The moment you invite a friend to south east London, you’re met with the “ha! So you want me catch a flight to come and see you?” banter. Then you tell them you live in Catford and the response is “ha! What’s there do in Catford?”
Whilst getting to Catford isn’t half as difficult as it’s made out to be, it is true that there’s only so much to do, especially for young people. However, the first Young & Vocal night happening on February 24th, aims to change this. The event will take place in Catford’s shopping centre; known for its vibrant community, two poundlands and the Tesco superstore which closes at 7pm.
Organised by Team Catford; a group of Lewisham based consultants specialising in community engagement, regeneration and placemaking
One of the artists on the line up is Miraa May: singer/songwriter born in Algeria, raised in Tottenham. Her 2016 EP titled N15 is “an ode to [her] ends.” I spoke to May about what being “woke” means to her, as well as her views on regeneration and the importance of being confident in who you are, as you are.
This line of conversation is the ethos behind Young & Vocal, which is the first of a series of events that aim to provide opportunity, and to create spaces for young people in Catford to develop their creativity. Young & Vocal want to encourage young people to use their creative talents as a vessel for positive social change.
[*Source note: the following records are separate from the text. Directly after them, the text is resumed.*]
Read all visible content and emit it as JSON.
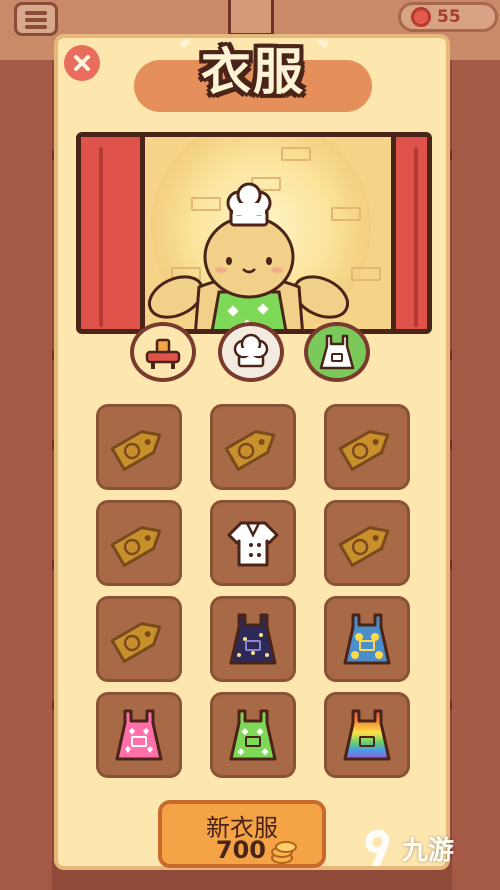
{
  "hud": {
    "hearts_count": "55",
    "menu_icon": "menu-icon",
    "heart_icon": "heart-coin-icon"
  },
  "dialog": {
    "title": "衣服",
    "close_icon": "close-icon"
  },
  "preview": {
    "character": "bunny-chef",
    "wearing": [
      "chef-hat",
      "green-heart-apron"
    ]
  },
  "categories": [
    {
      "id": "furniture",
      "icon": "picnic-table-icon",
      "selected": false
    },
    {
      "id": "hats",
      "icon": "chef-hat-icon",
      "selected": false
    },
    {
      "id": "clothes",
      "icon": "apron-icon",
      "selected": true
    }
  ],
  "items": [
    {
      "state": "locked",
      "icon": "price-tag-icon"
    },
    {
      "state": "locked",
      "icon": "price-tag-icon"
    },
    {
      "state": "locked",
      "icon": "price-tag-icon"
    },
    {
      "state": "locked",
      "icon": "price-tag-icon"
    },
    {
      "state": "owned",
      "icon": "chef-jacket-icon"
    },
    {
      "state": "locked",
      "icon": "price-tag-icon"
    },
    {
      "state": "locked",
      "icon": "price-tag-icon"
    },
    {
      "state": "owned",
      "icon": "starry-night-apron-icon",
      "color": "#2d2a5a"
    },
    {
      "state": "owned",
      "icon": "yellow-flower-apron-icon",
      "color": "#4a8fc9"
    },
    {
      "state": "owned",
      "icon": "pink-heart-apron-icon",
      "color": "#ff6fa8"
    },
    {
      "state": "owned",
      "icon": "green-check-apron-icon",
      "color": "#7ed957"
    },
    {
      "state": "owned",
      "icon": "rainbow-apron-icon",
      "color": "#e84a4a"
    }
  ],
  "buy_button": {
    "label": "新衣服",
    "price": "700",
    "currency_icon": "coin-stack-icon"
  },
  "watermark": {
    "text": "九游",
    "logo": "jiuyou-logo"
  },
  "colors": {
    "panel": "#fde7ae",
    "panel_border": "#e8b87a",
    "cell": "#a86a46",
    "title_pill": "#e5905b",
    "buy": "#f4a446",
    "close": "#e86d5c"
  }
}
It is about understanding the importance of championing local views, and ensuring the vision for the future is both intergenerational and inclusive.
gal-dem: What does the term “woke” mean to you?
Miraa May: I don’t really like the term “woke” because it has become oversaturated. I think it’s important to be aware of what’s going on around you, and it’s about having a higher level of understanding. It’s when you find yourself caring about things beyond the superficial.
You refer to N15 as an ode to your ends, and from following you on social media I get a sense of your pride in Tottenham. Why is representing that important to you?
I was born in north Africa, and I moved to north London straight away. I’ve grown up here, this area has helped shape me into who I am. I think it’s important to show where you’re from in the rawest form. I know I’m about to do really big things, and they’re going to take me all over the world. So my first visual at least, had to be an ode to my ends.
“I was home sick and I was thinking rah, this little Tottenham girl is in Miami, in Salaam Remi’s studio house”
When was this idea formed?
I wrote all the songs on my last EP when I was in Miami. It was my first time away from home, on an international flight. I was home sick and I was thinking rah, this little Tottenham girl is in Miami, in Salaam Remi’s studio house. It hit me then, and the Americans I met couldn’t comprehend my personality. They were expecting this girl from “London”, but they got this girl from Tottenham instead. It was a lot for them to digest, and I like that about myself.
What is it about London that has made you, you? Especially in comparison to growing up in Algeria for example.
I feel very blessed that we came to this city. Despite everything that’s wrong with London, it does have so much freedom and you don’t feel like you’re alone, because you find so many like-minded people.
It’s definitely given me independence as a woman. I was very shocked when I went to Algeria last year, because I’ve grown up here all my life and no one can tell me how to be here. There’s an “I can do what I want” attitude in London, and obviously in Algeria it’s not the same.
“It’s okay to make places look nicer, but is that our priority right now? Is that where the council’s money should be going?”
How do you feel about regeneration in regards to Tottenham, and as a whole?
To me it’s like someone bringing you a present, and you know deep down it’s not for you, it’s for your rich cousin. It’s okay to make places look nicer, but is that our priority right now? Is that where the council’s money should be going?
The people of Tottenham, or anywhere else, are what make it so amazing. It’s the people, their work ethic, the local businesses and the community. I think they should be the priority.
Do you think we as young people speak up or do enough?
There’s always more that you could do. It was really important that last year was the highest turnout for young voters, in terms of voting for Labour. That gave me a lot of hope because I’m a very politically aware person, and I like young people to have a voice.
I feel like young people need to talk more, we need to have more events where people can just come and talk, listen and be inspired. We also need to be put in places where people take us seriously. A lot of us feel like people don’t take us seriously, so we don’t care. But you have to snap out of that attitude and say “No. I want change and I’m going to make change.”
”If I had any advice to give to young people, it would be stay vocal, and stay loud because we can’t be ignored forever”
Even if I can’t change the world, maybe I can have a conversation with someone and change their mind, change their perspective or make them a bit more passionate about something. Then eventually something’s got to happen because it doesn’t stop with people our age, there are always younger kids. I’ve got a 12-year-old sister and 16-year-old brother. I want to keep the conversation flowing to inspire them because they can actually change things.
If I had any advice to give to young people, it would be stay vocal, and stay loud because we can’t be ignored forever.
This interview has been edited for clarity and length.
Young & Vocal will take place on February 24th, from 6pm to 11pm.
Free tickets and information: youngandvocal.eventbrite.co.uk